Drive failure on LND node or…
How to lose some Bitcoin

Difficulty: Low

Tonight, on a very special episode of BitcoinLizard Blog…

I created this blog with the intention of mostly writing about the setup and implementation of various Bitcoin related software projects. In particular I was planning on writing about moving away from what I considered to be an unreliable Lightning node implementation. That implementation being a Raspberry Pi with the LND node data stored on the SD card. My intention was that I’d shutter my BitcoinLizard Tor only routing node that was running on a Raspberry Pi and build out a new routing node running Core Lightning on a more robust server with redundant storage. This post is about how I waited too long to decommission this LND node and as a result faced serious consequences. This post is a warning to anyone whom runs a Lightning node and doesn’t take the proper precautions with regard to backing up their node data.

Raspberry Pi

Compile Bitcoin-QT from source on Raspberry Pi

Difficulty: Low

A lot of posts on this blog will be about running your own Bitcoin infrastructure without the major node in a box implementations such Umbrel. This has the benefit of getting new features and critical updates sooner as you don’t have to wait for the node in a box implementation to push a new update. The official distribution site for the Bitcoin Core node software does include a binary for Raspberry Pi so there is no need to build from source yourself. I’m not sure that was always the case so at one time I went through the process of building Bitcoin-QT myself and have been doing so ever since.


VPS Passthrough Hosting
Host a large website or application with a modest VPS

Difficulty: Intermediate to High

Have you ever wanted to host a website or other web service without exposing your home IP address or paying for a gigantic VPS (Virtual Private Server)? While VPSs tend to be rather generous on bandwidth they tend to be rather stingy on storage space and general compute power. If I want the VPS with 500GB of storage space to host a clearnet Bitcoin node, I’m going to have to pay a pretty high reoccurring fee. I’m going to explain a method which leverages Firewalld and Wireguard VPN to allow public hosting with a very modestly priced VPS. With this method you’ll be able to leverage your existing home storage and compute resources to do the heavy lifting on your home network while getting the benefit making your application public without exposing your home IP address. This solution will work even if you are stuck behind the dreaded Carrier Grade NAT.

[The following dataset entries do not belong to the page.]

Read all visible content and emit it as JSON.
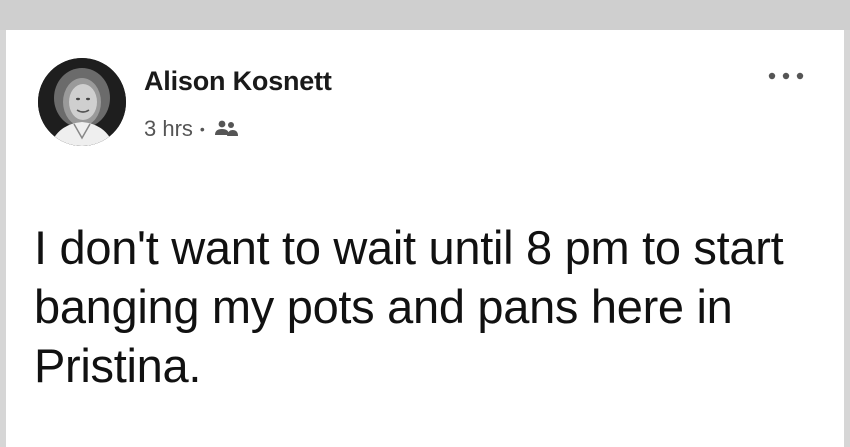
{
  "post": {
    "author_name": "Alison Kosnett",
    "timestamp": "3 hrs",
    "separator": "•",
    "audience_icon": "friends-icon",
    "more_icon": "more-options-icon",
    "body_text": "I don't want to wait until 8 pm to start banging my pots and pans here in Pristina."
  },
  "colors": {
    "top_bar": "#cfcfcf",
    "background": "#ffffff",
    "text": "#111111",
    "meta_text": "#555555"
  }
}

The idea is that you’ll actually run your service from your home network but through the magic of VPN and NAT (Network Address Translation) technology the service can be made available on the public internet. I run a VM (Virtual Machine) host via KVM at my home but this should work equally well with a Raspberry Pi or similar less powerful computer. I would consider this deployment to be of intermediate to high level difficulty depending on your knowledge of Linux and general networking. For this example I’m going to make my BTCPay Server, which I run on my local network, publicly available on the IPv4 internet. I’ll do this without needing an expensive VPS with enough storage for a full Bitcoin node or without exposing my home IP address. See the image above for a high-level overview of what we’ll be configuring.